After the initial shock and sending up prayers, I kept thinking, “What else can I do about this? How can little, insignificant me help these vulnerable people?” Thankfully The Anchoress already wrote up five ways we can do something. And we should do them, ever single one of them.
But then there was another thing that kept coming back to mind. I read this:
Not only was he forced to deny his faith, he still suffered death. And I think of my patron, Joan of Arc, who, agreed to abjure, though she later rescinded.
When I was younger I was filled with zeal for my faith. In my youth I knew that I would say yes to martyrdom. I might have even prayed for the grace to be a martyr, to prove my love to Christ. I look back at that zeal and though, still faithful to Christ and the Church, I am not as ‘excited’ about the thought of martyrdom as I was years ago. It’s difficult enough for me to hold my tongue when someone cuts in front of me or remain patient when waiting for someone for more than five minutes. So much for martyrdom! What makes me think that I could have the strength, courage and faith to endure what so many Saints have done before us? I believe that there is grace present in martyrdom, but there is also cooperation with that grace.
In my youth I was certain that I would have the strength and faith needed, but now I don’t know what I would do. I would hope that I would not denounce Christ. I pray for the grace and faith to remain steadfast. But I can’t really say. Just like one can’t really say what they would do when they face any trial.

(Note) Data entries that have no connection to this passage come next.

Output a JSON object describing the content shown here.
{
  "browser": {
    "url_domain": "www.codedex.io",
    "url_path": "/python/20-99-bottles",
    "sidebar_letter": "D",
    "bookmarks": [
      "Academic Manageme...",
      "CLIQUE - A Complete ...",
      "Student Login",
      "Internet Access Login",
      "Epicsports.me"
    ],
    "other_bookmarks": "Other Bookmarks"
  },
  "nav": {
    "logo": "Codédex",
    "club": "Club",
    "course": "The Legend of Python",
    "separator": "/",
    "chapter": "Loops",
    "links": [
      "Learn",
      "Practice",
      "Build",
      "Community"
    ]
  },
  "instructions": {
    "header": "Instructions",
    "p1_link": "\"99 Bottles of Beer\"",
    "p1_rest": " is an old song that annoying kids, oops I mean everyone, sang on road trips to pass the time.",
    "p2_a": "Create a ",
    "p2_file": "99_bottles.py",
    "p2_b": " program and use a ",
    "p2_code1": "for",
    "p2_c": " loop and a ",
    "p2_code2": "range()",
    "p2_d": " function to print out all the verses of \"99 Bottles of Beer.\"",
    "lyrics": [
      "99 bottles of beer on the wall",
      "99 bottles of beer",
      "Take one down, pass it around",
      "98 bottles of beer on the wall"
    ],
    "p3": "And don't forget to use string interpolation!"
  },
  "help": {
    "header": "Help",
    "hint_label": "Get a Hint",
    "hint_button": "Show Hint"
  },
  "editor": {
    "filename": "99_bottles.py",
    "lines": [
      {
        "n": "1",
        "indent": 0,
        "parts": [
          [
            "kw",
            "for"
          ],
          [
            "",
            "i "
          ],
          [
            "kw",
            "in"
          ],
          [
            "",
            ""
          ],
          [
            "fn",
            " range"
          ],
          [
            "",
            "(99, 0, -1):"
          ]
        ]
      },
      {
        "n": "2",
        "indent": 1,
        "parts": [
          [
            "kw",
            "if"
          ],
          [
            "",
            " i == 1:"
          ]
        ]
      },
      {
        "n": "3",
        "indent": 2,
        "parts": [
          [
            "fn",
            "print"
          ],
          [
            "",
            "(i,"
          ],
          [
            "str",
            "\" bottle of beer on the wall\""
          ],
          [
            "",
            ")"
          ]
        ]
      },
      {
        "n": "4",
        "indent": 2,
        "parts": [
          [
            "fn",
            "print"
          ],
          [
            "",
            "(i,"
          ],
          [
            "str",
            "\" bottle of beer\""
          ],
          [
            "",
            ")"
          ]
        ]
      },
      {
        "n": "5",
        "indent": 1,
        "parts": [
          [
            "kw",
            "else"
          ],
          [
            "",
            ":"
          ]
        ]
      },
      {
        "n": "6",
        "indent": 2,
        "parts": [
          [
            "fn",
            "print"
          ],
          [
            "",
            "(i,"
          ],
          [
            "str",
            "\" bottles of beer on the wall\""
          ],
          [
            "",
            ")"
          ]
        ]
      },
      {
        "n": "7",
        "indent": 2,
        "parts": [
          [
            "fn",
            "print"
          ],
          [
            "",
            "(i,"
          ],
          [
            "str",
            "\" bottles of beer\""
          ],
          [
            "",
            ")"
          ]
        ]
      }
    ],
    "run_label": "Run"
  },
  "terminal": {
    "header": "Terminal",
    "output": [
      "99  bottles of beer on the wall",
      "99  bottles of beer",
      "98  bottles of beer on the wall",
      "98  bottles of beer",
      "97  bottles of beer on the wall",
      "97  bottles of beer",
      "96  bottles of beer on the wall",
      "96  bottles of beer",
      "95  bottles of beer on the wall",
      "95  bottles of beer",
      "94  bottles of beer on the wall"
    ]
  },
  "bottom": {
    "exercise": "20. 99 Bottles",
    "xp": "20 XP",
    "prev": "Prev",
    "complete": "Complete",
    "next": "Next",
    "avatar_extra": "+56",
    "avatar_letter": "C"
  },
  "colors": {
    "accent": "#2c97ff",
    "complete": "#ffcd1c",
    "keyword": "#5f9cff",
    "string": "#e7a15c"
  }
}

When I was a teenager, I was the first responder to a car accident. I reacted a lot more calmly and systematically than I ever thought I would, especially at the young age of 17. But three weeks ago when a hornet’s nest went ballistic on my two nieces, my nephew, and me, I was in a complete panic, screaming, “Run for your lives, run as fast as you can!” while grabbing the youngest. When I got inside the house I threw the kid down and in a barely coherent manner yelled for my sister’s help. I could have handled the situation a lot better than I did. But it just goes to show, you don’t know what you will do in certain circumstances.
A few years ago a friend of mine told me that Francis Cardinal George, was quoted as saying:
“I expect to die in bed, my successor will die in prison and his successor will die a martyr in the public square. His successor will pick up the shards of a ruined society and slowly help rebuild civilization, as the church has done so often in human history.”
Read more: http://www.ncregister.com/blog/tim-drake/the-myth-and-the-reality-of-ill-die-in-my-bed#ixzz3A7E9YM1o
If martyrdom does not happen in our lifetime, it very well could for our children or grandchildren. It’s a serious thing to consider and makes me want to pray more and grow closer to Christ in the Sacraments, especially Reconciliation and the Eucharist. It also makes me want to teach the children around me and help them to grow in their faith.
Pondering the idea and the possibility of martyrdom also reminds me to die to myself daily. Each day there are ways I can be a little martyr to my selfishness, my pride, my sin that goes before me. Perhaps by learning to do so, if faced with the possibility of martyrdom, we may then have the strength and faith to unequivocally proclaim Christ and die for him.
Read the Anchoress’s post; fast, pray, write and give. But also pray that our brothers in sisters in Christ, those being persecuted mercilessly at the hands of Satan may have the strength and faith to give the supreme witness to the truth of the faith.